**Work order**
Restate each record word for word, omitting whatever pictures it holds.

**Given records**

>>>>

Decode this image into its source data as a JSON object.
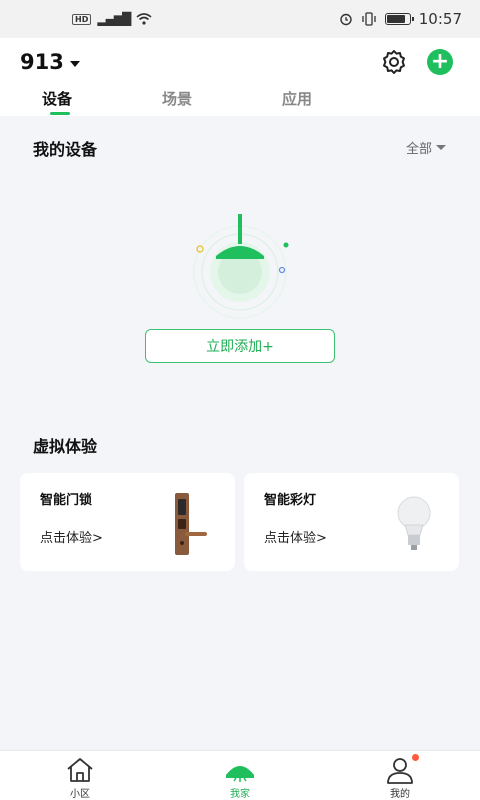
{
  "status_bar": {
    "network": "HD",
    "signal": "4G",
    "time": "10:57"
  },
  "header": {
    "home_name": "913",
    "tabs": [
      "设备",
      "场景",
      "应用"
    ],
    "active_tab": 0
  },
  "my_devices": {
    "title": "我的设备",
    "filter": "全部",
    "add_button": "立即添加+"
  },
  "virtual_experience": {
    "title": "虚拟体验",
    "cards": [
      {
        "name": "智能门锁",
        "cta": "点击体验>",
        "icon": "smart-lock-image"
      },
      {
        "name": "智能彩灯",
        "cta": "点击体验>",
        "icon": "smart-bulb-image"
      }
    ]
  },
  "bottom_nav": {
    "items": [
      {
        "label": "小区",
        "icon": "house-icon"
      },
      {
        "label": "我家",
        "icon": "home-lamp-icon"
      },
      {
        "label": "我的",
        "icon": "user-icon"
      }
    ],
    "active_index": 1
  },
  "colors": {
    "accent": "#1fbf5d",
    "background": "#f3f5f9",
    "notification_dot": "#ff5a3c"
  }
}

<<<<

**Exercise result**
Decode this image into its source data as a JSON object.
{
  "status_bar": {
    "network": "HD",
    "signal": "4G",
    "time": "10:57"
  },
  "header": {
    "home_name": "913",
    "tabs": [
      "设备",
      "场景",
      "应用"
    ],
    "active_tab": 0
  },
  "my_devices": {
    "title": "我的设备",
    "filter": "全部",
    "add_button": "立即添加+"
  },
  "virtual_experience": {
    "title": "虚拟体验",
    "cards": [
      {
        "name": "智能门锁",
        "cta": "点击体验>",
        "icon": "smart-lock-image"
      },
      {
        "name": "智能彩灯",
        "cta": "点击体验>",
        "icon": "smart-bulb-image"
      }
    ]
  },
  "bottom_nav": {
    "items": [
      {
        "label": "小区",
        "icon": "house-icon"
      },
      {
        "label": "我家",
        "icon": "home-lamp-icon"
      },
      {
        "label": "我的",
        "icon": "user-icon"
      }
    ],
    "active_index": 1
  },
  "colors": {
    "accent": "#1fbf5d",
    "background": "#f3f5f9",
    "notification_dot": "#ff5a3c"
  }
}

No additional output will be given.